#### BRIEF:
From top to bottom, print the listing word for word and skip any pictures it contains.

#### DATA LISTING:
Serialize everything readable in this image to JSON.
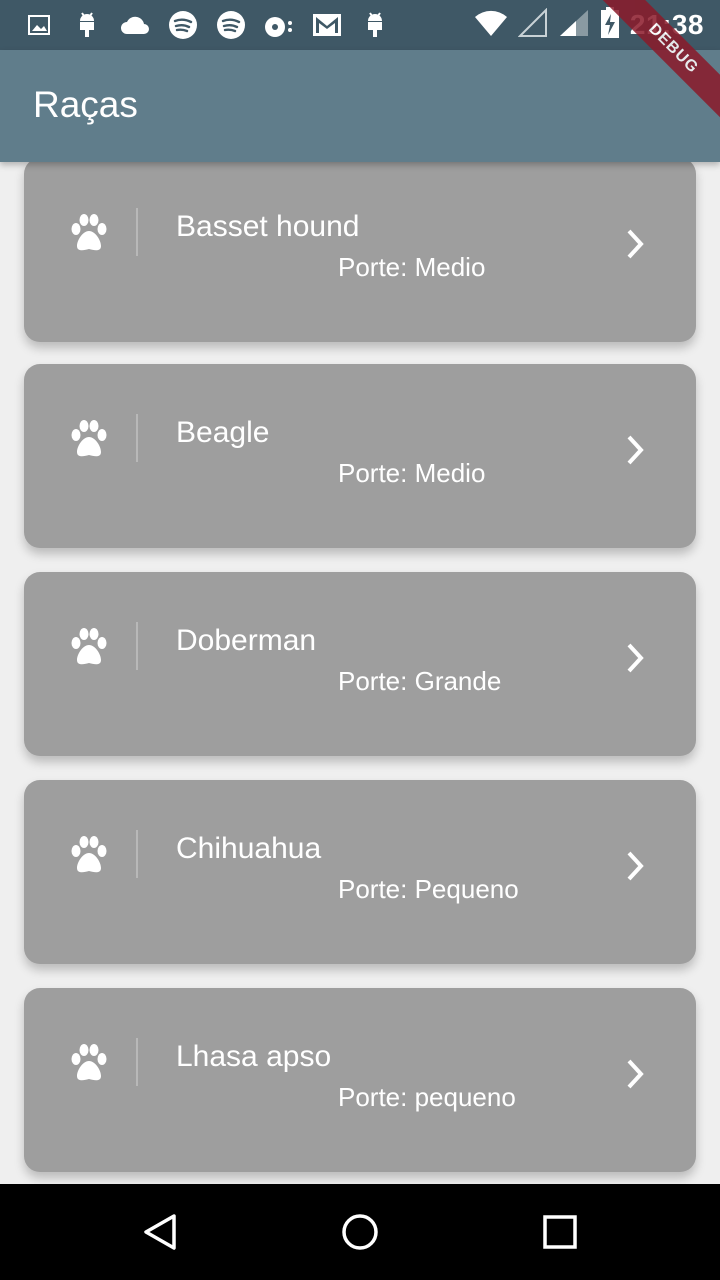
{
  "status_bar": {
    "time": "21:38",
    "left_icons": [
      "image-icon",
      "android-icon",
      "cloud-icon",
      "spotify-icon",
      "spotify-icon",
      "music-icon",
      "gmail-icon",
      "android-icon"
    ],
    "right_icons": [
      "wifi-icon",
      "signal-empty-icon",
      "signal-icon",
      "battery-charging-icon"
    ]
  },
  "debug_label": "DEBUG",
  "app_bar": {
    "title": "Raças"
  },
  "breeds": [
    {
      "name": "Basset hound",
      "size": "Porte: Medio"
    },
    {
      "name": "Beagle",
      "size": "Porte: Medio"
    },
    {
      "name": "Doberman",
      "size": "Porte: Grande"
    },
    {
      "name": "Chihuahua",
      "size": "Porte: Pequeno"
    },
    {
      "name": "Lhasa apso",
      "size": "Porte: pequeno"
    }
  ],
  "nav_bar": {
    "buttons": [
      "back-icon",
      "home-icon",
      "recents-icon"
    ]
  },
  "colors": {
    "status_bar": "#3f5866",
    "app_bar": "#607d8b",
    "card": "#9e9e9e",
    "text": "#ffffff"
  }
}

#### WORKED SOLUTION:
Serialize everything readable in this image to JSON.
{
  "status_bar": {
    "time": "21:38",
    "left_icons": [
      "image-icon",
      "android-icon",
      "cloud-icon",
      "spotify-icon",
      "spotify-icon",
      "music-icon",
      "gmail-icon",
      "android-icon"
    ],
    "right_icons": [
      "wifi-icon",
      "signal-empty-icon",
      "signal-icon",
      "battery-charging-icon"
    ]
  },
  "debug_label": "DEBUG",
  "app_bar": {
    "title": "Raças"
  },
  "breeds": [
    {
      "name": "Basset hound",
      "size": "Porte: Medio"
    },
    {
      "name": "Beagle",
      "size": "Porte: Medio"
    },
    {
      "name": "Doberman",
      "size": "Porte: Grande"
    },
    {
      "name": "Chihuahua",
      "size": "Porte: Pequeno"
    },
    {
      "name": "Lhasa apso",
      "size": "Porte: pequeno"
    }
  ],
  "nav_bar": {
    "buttons": [
      "back-icon",
      "home-icon",
      "recents-icon"
    ]
  },
  "colors": {
    "status_bar": "#3f5866",
    "app_bar": "#607d8b",
    "card": "#9e9e9e",
    "text": "#ffffff"
  }
}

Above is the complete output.